The role of parental anxiety in the treatment of childhood anxiety

J Consult Clin Psychol. 1998 Dec;66(6):893-905. doi: 10.1037//0022-006x.66.6.893.

Abstract

Sixty-seven children aged 7 to 14 who met diagnostic criteria for an anxiety disorder were assigned to conditions according to parental anxiety level. Within these conditions, children were randomly assigned to 1 of 2 treatments: child-focused cognitive-behavioral therapy (CBT) or child-focused CBT plus parental anxiety management (CBT + PAM). At posttreatment, results indicated that within the child-anxiety-only condition, 82% of the children in the CBT condition no longer met criteria for an anxiety disorder compared with 80% in the CBT + PAM condition. Within the child + parental anxiety condition, 39% in the CBT condition no longer met criteria compared with 77% in the CBT + PAM condition.

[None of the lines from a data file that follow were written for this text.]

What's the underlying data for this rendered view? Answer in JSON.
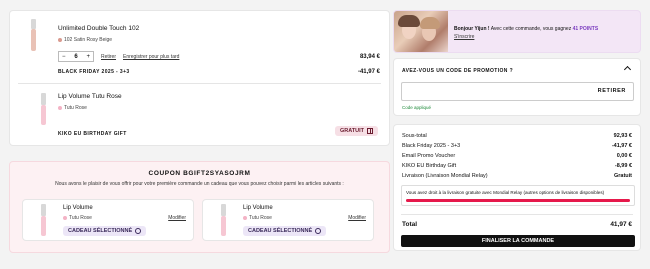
{
  "cart": {
    "items": [
      {
        "name": "Unlimited Double Touch 102",
        "shade": "102 Satin Rosy Beige",
        "shade_color": "#d99a8f",
        "qty": "6",
        "remove": "Retirer",
        "save_later": "Enregistrer pour plus tard",
        "price": "83,94 €",
        "promo_label": "BLACK FRIDAY 2025 - 3+3",
        "promo_value": "-41,97 €"
      },
      {
        "name": "Lip Volume Tutu Rose",
        "shade": "Tutu Rose",
        "shade_color": "#f4b3c5",
        "promo_label": "KIKO EU BIRTHDAY GIFT",
        "gift_badge": "GRATUIT"
      }
    ]
  },
  "coupon": {
    "title": "COUPON BGIFT2SYASOJRM",
    "message": "Nous avons le plaisir de vous offrir pour votre première commande un cadeau que vous pouvez choisir parmi les articles suivants :",
    "options": [
      {
        "name": "Lip Volume",
        "shade": "Tutu Rose",
        "edit": "Modifier",
        "selected": "CADEAU SÉLECTIONNÉ"
      },
      {
        "name": "Lip Volume",
        "shade": "Tutu Rose",
        "edit": "Modifier",
        "selected": "CADEAU SÉLECTIONNÉ"
      }
    ]
  },
  "loyalty": {
    "greeting": "Bonjour Yijun !",
    "text_prefix": "Avec cette commande, vous gagnez",
    "points": "41 POINTS",
    "link": "S'inscrire"
  },
  "promo": {
    "heading": "AVEZ-VOUS UN CODE DE PROMOTION ?",
    "input_value": "",
    "input_placeholder": "",
    "apply": "RETIRER",
    "applied": "Code appliqué"
  },
  "summary": {
    "lines": [
      {
        "label": "Sous-total",
        "value": "92,93 €"
      },
      {
        "label": "Black Friday 2025 - 3+3",
        "value": "-41,97 €"
      },
      {
        "label": "Email Promo Voucher",
        "value": "0,00 €"
      },
      {
        "label": "KIKO EU Birthday Gift",
        "value": "-8,99 €"
      },
      {
        "label": "Livraison (Livraison Mondial Relay)",
        "value": "Gratuit"
      }
    ],
    "shipping_note": "Vous avez droit à la livraison gratuite avec Mondial Relay (autres options de livraison disponibles)",
    "shipping_progress": 1.0,
    "total_label": "Total",
    "total_value": "41,97 €",
    "checkout": "FINALISER LA COMMANDE"
  },
  "colors": {
    "accent": "#e6194b",
    "coupon_bg": "#fdf1f3",
    "chip_bg": "#ece6f7",
    "dark": "#111111"
  }
}
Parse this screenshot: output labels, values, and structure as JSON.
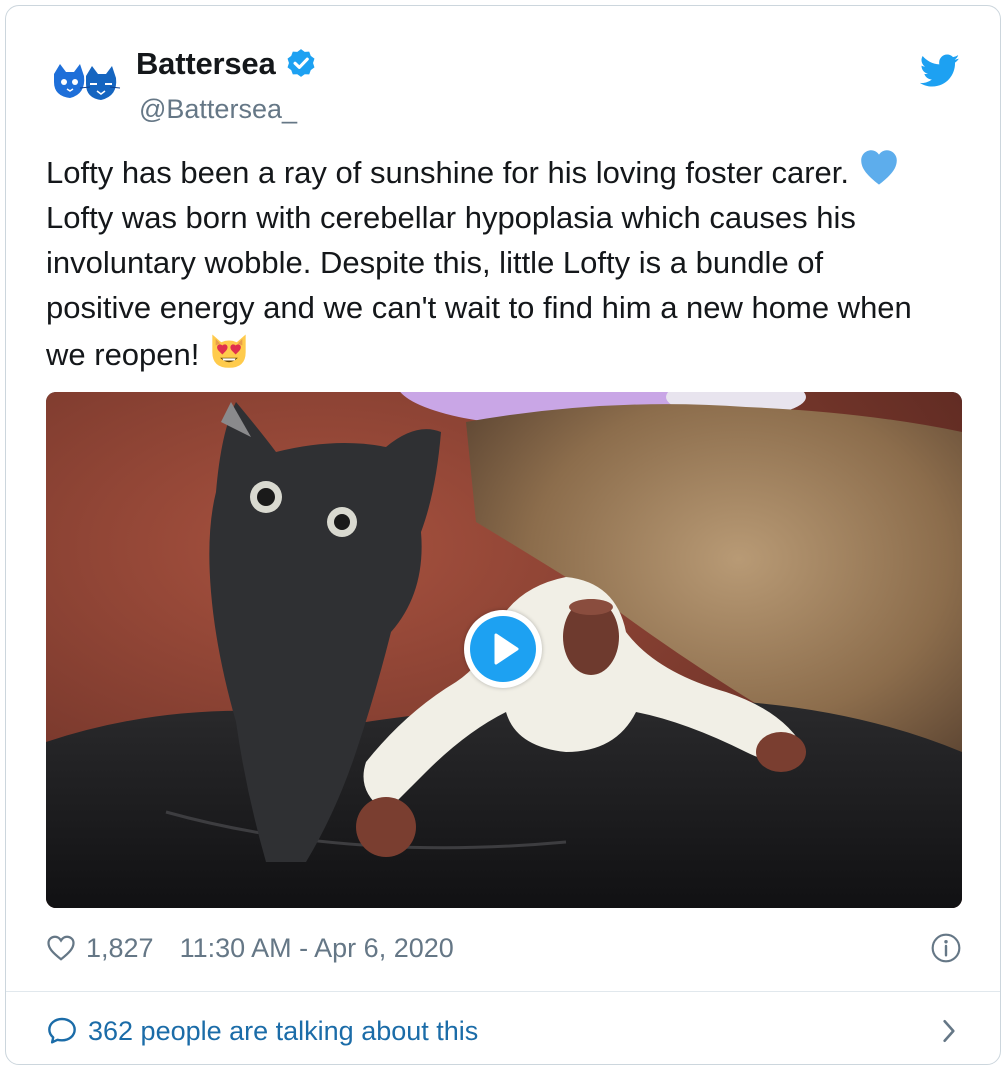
{
  "account": {
    "display_name": "Battersea",
    "handle": "@Battersea_",
    "verified": true,
    "avatar_icon": "two-cat-faces-icon"
  },
  "tweet": {
    "lines": [
      "Lofty has been a ray of sunshine for his loving foster carer.",
      "Lofty was born with cerebellar hypoplasia which causes his",
      "involuntary wobble. Despite this, little Lofty is a bundle of",
      "positive energy and we can't wait to find him a new home when",
      "we reopen!"
    ],
    "emojis": [
      "blue-heart-icon",
      "heart-eyes-cat-icon"
    ]
  },
  "media": {
    "type": "video",
    "play_icon": "play-icon"
  },
  "footer": {
    "likes": "1,827",
    "timestamp": "11:30 AM - Apr 6, 2020",
    "talking": "362 people are talking about this"
  },
  "colors": {
    "brand_blue": "#1da1f2",
    "link_blue": "#1b6ca8",
    "muted": "#657786",
    "border": "#ccd6dd"
  }
}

At follow-up, these differences were maintained, with some weakening over time. Results were not consistent across outcome measures. The interpretation and potential clinical implications of these findings are discussed.

Publication types

  • Clinical Trial
  • Randomized Controlled Trial
  • Research Support, Non-U.S. Gov't

MeSH terms

  • Adolescent
  • Adult
  • Analysis of Variance
  • Anxiety Disorders / diagnosis*
  • Anxiety Disorders / therapy*
  • Chi-Square Distribution
  • Child
  • Cognitive Behavioral Therapy / methods*
  • Family Therapy / methods*
  • Female
  • Humans
  • Male
  • Parent-Child Relations*
  • Psychiatric Status Rating Scales
  • Psychotherapy, Group / methods*
  • Treatment Outcome